When the lake is rising, throw that Senko in an inch of water, says Tai. But since the water at Pleasant had fallen about eighteen inches in three weeks, he concentrated on the outer cover and structure, mostly on secondary points for those post-spawn bass. If you have an app that shows you the barometric pressure and the trends, you can see when the pressure will start falling and plan to fish aggressively then. If the pressure is rising, you’ll have to slow down a bit.
SEARCHING WITH A SENKO
When Tai is fishing shallow with a Senko, he puts the boat very close to shore, cranks the trolling motor up to 6 or 6-and-a-half, and just flat covers water, using the clear water to his advantage. He throws the Senko as far ahead as he can reach, and shakes it down without letting it hit bottom, feeling the line with his fingers. He practically flies down the bank. “I fish a Senko like an ugly guy at a bar trying to pick up girls,” he says. “Can I have your number? No? On to the next one.”

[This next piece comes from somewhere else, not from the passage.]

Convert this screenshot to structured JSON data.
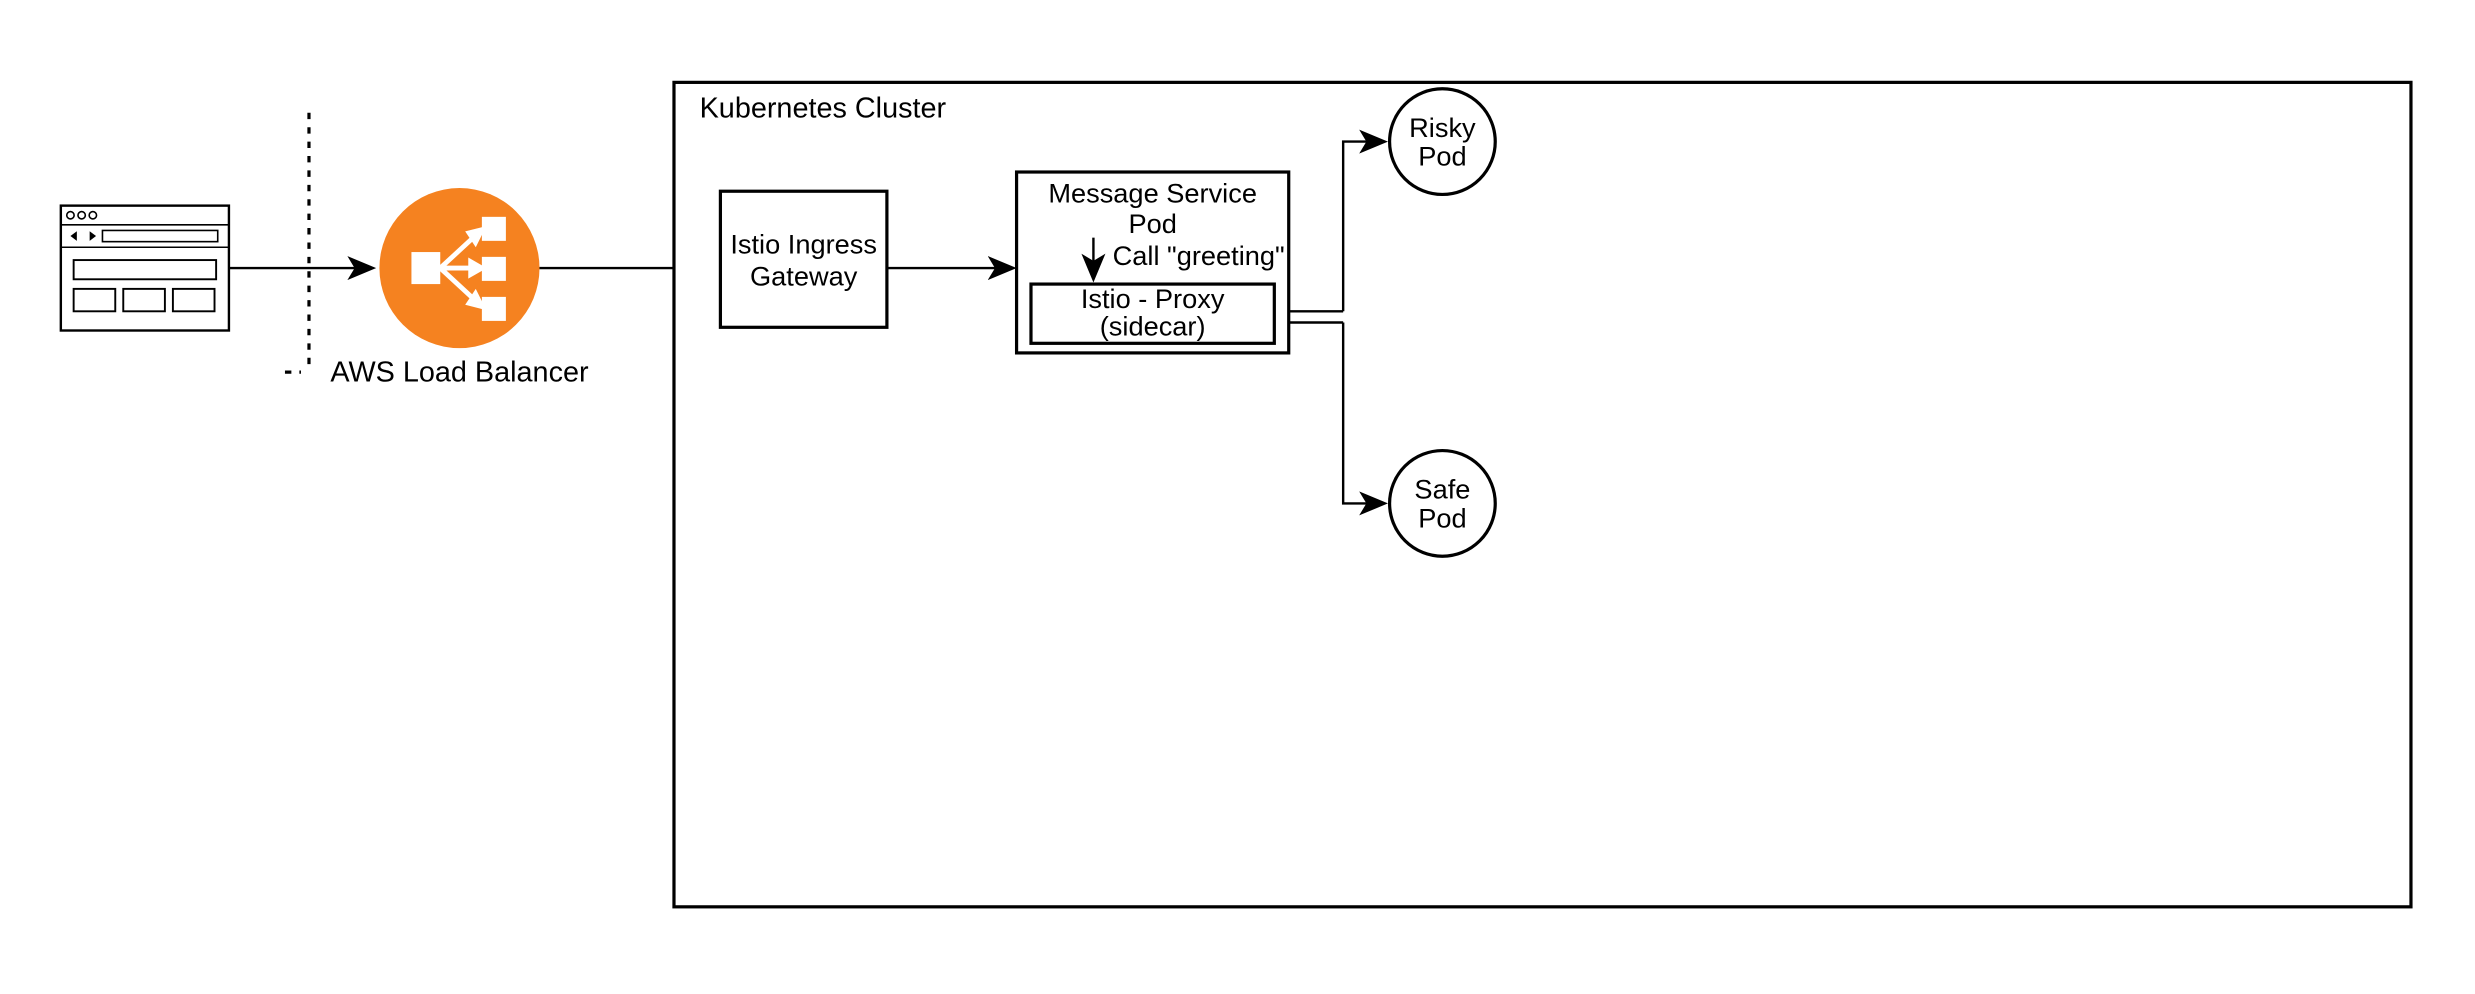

He’s trying to catch fish of course, but he’s also searching for fish. He’s sight fishing in spite of no fish on beds. Since he is up so shallow, he can see if any fish take off in front of him. He marks those fish mentally or on the graph, then goes back to them a bit later and targets them with the Senko or with a Fat Ika or a Neko rig. It doesn’t take long for a bass to re-set, he says, and in fact we watched him go back ten minutes after seeing a fish and he put that fish in the boat. We had hit Pleasant at post-spawn, a notoriously difficult time for bass fishermen, but he had a limit by 6:45 a.m.
The wacky-rigged Senko and the Neko rig are deadly, even in difficult seasons and difficult conditions. When times are tough, use these techniques to put bass in the boat. They’re relatively easy to rig and fish, and you can cover a lot of water and get even finicky fish to eat. If your topwater and crankbaits aren’t working, instead of slowing down and fishing under the boat, tie one of these rigs on and keep moving.
*Editor’s note: The Neko is available directly through Daiwa and at fine fishing retailers near you.